Exercise prompt: Which lines should be repeated? Exactly the one containing "Extract the structured" and every line after it through the end of the entries below.

Task data:
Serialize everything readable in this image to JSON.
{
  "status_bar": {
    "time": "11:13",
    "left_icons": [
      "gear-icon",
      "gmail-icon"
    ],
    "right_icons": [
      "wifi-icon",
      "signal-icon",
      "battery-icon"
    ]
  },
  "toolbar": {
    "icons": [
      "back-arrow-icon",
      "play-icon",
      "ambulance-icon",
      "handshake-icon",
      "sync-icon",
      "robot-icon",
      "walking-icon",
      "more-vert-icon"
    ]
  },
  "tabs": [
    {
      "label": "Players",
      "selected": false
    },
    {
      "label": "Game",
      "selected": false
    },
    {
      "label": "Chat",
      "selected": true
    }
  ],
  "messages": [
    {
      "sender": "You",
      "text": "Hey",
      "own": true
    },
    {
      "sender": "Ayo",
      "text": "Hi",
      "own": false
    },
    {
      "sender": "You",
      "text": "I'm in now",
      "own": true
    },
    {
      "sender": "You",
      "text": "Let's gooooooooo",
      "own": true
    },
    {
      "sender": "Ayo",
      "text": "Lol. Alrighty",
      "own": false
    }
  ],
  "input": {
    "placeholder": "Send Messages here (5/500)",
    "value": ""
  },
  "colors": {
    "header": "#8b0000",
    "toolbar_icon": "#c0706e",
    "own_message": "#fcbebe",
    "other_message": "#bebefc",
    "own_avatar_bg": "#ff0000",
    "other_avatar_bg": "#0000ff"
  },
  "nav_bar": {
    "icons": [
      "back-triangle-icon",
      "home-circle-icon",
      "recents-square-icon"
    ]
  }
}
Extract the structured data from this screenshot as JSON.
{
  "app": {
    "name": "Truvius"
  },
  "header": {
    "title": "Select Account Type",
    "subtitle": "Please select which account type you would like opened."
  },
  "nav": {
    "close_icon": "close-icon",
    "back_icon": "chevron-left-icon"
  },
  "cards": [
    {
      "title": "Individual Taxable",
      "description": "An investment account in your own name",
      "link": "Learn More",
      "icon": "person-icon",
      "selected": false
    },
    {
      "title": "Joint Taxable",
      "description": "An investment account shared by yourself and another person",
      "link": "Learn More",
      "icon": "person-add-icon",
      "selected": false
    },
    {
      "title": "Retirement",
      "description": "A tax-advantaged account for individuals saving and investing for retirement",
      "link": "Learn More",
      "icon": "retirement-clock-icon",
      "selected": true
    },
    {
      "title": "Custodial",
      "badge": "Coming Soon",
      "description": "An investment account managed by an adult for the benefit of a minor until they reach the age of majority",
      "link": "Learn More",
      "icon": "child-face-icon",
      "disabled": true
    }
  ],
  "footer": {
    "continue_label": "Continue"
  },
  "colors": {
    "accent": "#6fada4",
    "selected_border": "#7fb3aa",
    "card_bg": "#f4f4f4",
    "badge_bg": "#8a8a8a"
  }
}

The completed task:
Extract the structured data from this screenshot as JSON.
{
  "app": {
    "name": "Truvius"
  },
  "header": {
    "title": "Select Account Type",
    "subtitle": "Please select which account type you would like opened."
  },
  "nav": {
    "close_icon": "close-icon",
    "back_icon": "chevron-left-icon"
  },
  "cards": [
    {
      "title": "Individual Taxable",
      "description": "An investment account in your own name",
      "link": "Learn More",
      "icon": "person-icon",
      "selected": false
    },
    {
      "title": "Joint Taxable",
      "description": "An investment account shared by yourself and another person",
      "link": "Learn More",
      "icon": "person-add-icon",
      "selected": false
    },
    {
      "title": "Retirement",
      "description": "A tax-advantaged account for individuals saving and investing for retirement",
      "link": "Learn More",
      "icon": "retirement-clock-icon",
      "selected": true
    },
    {
      "title": "Custodial",
      "badge": "Coming Soon",
      "description": "An investment account managed by an adult for the benefit of a minor until they reach the age of majority",
      "link": "Learn More",
      "icon": "child-face-icon",
      "disabled": true
    }
  ],
  "footer": {
    "continue_label": "Continue"
  },
  "colors": {
    "accent": "#6fada4",
    "selected_border": "#7fb3aa",
    "card_bg": "#f4f4f4",
    "badge_bg": "#8a8a8a"
  }
}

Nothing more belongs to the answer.